◆ **Your task**:
Look through the data below and work out how many lines contain the string "icon". Give the number alone.
-------- Available data
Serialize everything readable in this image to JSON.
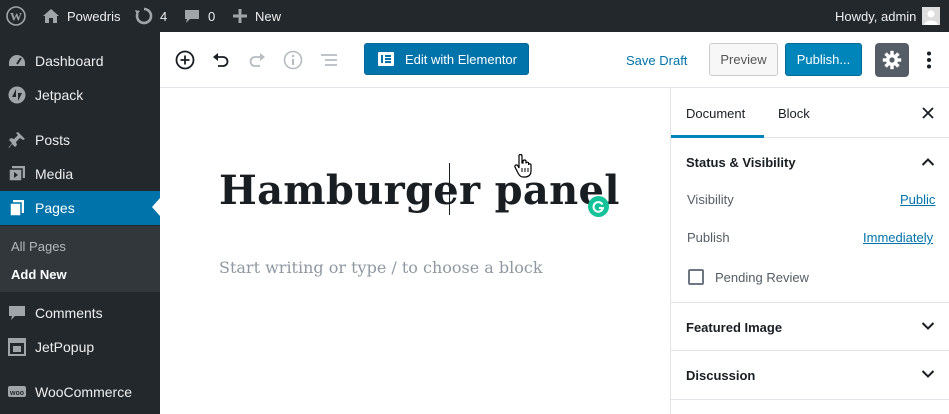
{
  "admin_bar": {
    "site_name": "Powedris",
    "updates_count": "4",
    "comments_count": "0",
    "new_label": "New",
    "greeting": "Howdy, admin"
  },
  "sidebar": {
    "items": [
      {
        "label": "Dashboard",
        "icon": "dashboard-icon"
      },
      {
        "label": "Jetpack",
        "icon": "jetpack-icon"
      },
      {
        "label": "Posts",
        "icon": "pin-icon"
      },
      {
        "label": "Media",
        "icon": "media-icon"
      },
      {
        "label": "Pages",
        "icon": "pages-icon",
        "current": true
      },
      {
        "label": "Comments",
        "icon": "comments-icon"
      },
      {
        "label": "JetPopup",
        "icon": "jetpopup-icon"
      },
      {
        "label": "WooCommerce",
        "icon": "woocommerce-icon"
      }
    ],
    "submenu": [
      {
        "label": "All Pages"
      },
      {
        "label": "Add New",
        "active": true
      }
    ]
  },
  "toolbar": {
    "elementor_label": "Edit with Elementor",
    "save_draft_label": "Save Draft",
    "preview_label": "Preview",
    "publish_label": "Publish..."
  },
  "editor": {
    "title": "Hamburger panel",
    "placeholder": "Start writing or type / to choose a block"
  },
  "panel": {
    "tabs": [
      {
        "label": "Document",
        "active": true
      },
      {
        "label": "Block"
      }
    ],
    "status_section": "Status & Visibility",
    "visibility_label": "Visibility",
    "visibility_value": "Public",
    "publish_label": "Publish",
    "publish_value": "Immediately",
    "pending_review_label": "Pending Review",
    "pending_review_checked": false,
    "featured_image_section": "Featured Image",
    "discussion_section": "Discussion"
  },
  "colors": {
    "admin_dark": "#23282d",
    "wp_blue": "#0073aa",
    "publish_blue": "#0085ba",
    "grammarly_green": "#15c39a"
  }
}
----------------
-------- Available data
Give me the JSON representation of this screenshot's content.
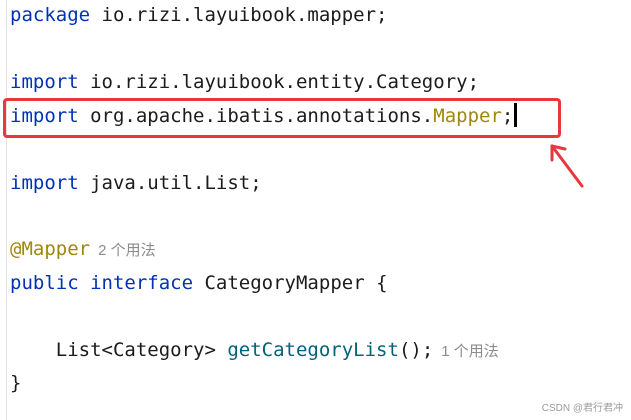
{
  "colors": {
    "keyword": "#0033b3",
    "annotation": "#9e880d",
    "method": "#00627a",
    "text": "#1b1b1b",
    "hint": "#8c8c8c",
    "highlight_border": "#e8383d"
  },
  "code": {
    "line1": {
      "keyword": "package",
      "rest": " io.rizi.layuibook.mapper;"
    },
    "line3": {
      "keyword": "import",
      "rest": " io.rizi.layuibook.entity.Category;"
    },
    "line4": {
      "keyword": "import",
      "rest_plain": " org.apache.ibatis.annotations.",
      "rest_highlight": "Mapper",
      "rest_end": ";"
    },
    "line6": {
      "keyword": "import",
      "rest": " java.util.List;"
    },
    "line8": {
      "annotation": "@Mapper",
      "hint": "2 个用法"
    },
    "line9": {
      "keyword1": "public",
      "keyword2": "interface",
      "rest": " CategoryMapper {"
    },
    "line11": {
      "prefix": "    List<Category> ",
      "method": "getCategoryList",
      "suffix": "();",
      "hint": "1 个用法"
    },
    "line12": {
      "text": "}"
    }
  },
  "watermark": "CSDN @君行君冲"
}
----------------
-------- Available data
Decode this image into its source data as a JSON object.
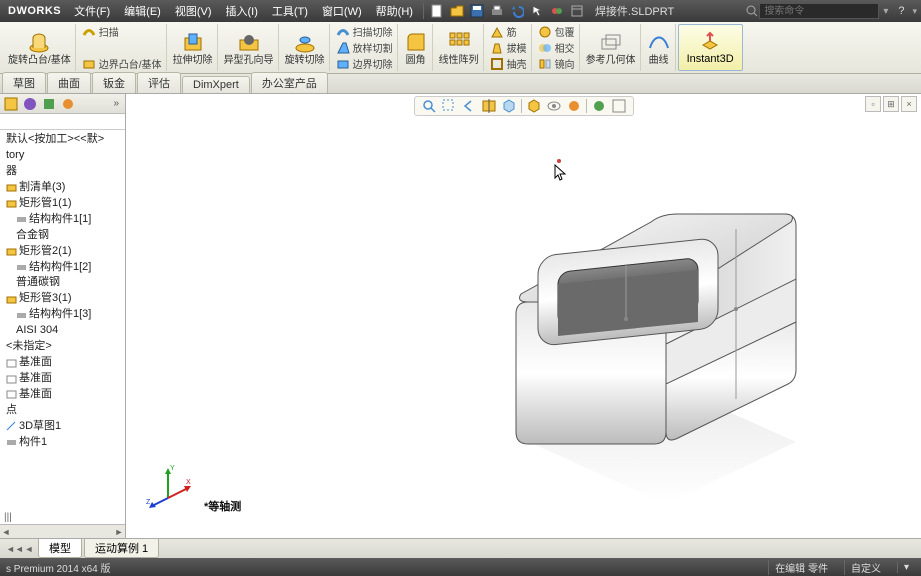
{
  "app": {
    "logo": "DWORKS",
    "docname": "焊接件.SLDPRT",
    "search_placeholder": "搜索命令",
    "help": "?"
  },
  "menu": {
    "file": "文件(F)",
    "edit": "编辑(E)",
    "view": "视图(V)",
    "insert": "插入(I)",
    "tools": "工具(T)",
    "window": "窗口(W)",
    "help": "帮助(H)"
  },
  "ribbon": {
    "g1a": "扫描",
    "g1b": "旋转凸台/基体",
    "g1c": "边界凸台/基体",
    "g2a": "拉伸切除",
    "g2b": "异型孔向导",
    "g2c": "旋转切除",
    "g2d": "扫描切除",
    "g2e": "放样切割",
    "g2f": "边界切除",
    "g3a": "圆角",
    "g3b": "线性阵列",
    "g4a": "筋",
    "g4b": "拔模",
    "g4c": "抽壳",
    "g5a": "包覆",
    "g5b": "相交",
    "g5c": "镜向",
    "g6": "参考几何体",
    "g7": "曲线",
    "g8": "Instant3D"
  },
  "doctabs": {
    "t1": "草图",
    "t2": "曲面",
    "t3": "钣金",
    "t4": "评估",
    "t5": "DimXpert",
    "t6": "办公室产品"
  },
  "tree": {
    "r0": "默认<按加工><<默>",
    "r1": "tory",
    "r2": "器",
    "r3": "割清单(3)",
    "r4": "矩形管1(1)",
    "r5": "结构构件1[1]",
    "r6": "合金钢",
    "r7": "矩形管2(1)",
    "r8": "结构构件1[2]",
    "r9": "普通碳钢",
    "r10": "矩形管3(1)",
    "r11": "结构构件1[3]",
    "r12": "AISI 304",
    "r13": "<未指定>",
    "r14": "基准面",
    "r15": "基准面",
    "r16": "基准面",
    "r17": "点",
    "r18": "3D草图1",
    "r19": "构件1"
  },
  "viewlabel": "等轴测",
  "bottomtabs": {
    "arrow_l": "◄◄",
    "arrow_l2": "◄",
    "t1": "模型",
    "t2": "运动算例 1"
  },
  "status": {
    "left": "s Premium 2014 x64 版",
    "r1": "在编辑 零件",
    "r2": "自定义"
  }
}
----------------
◆ **Response to this exercise**:
8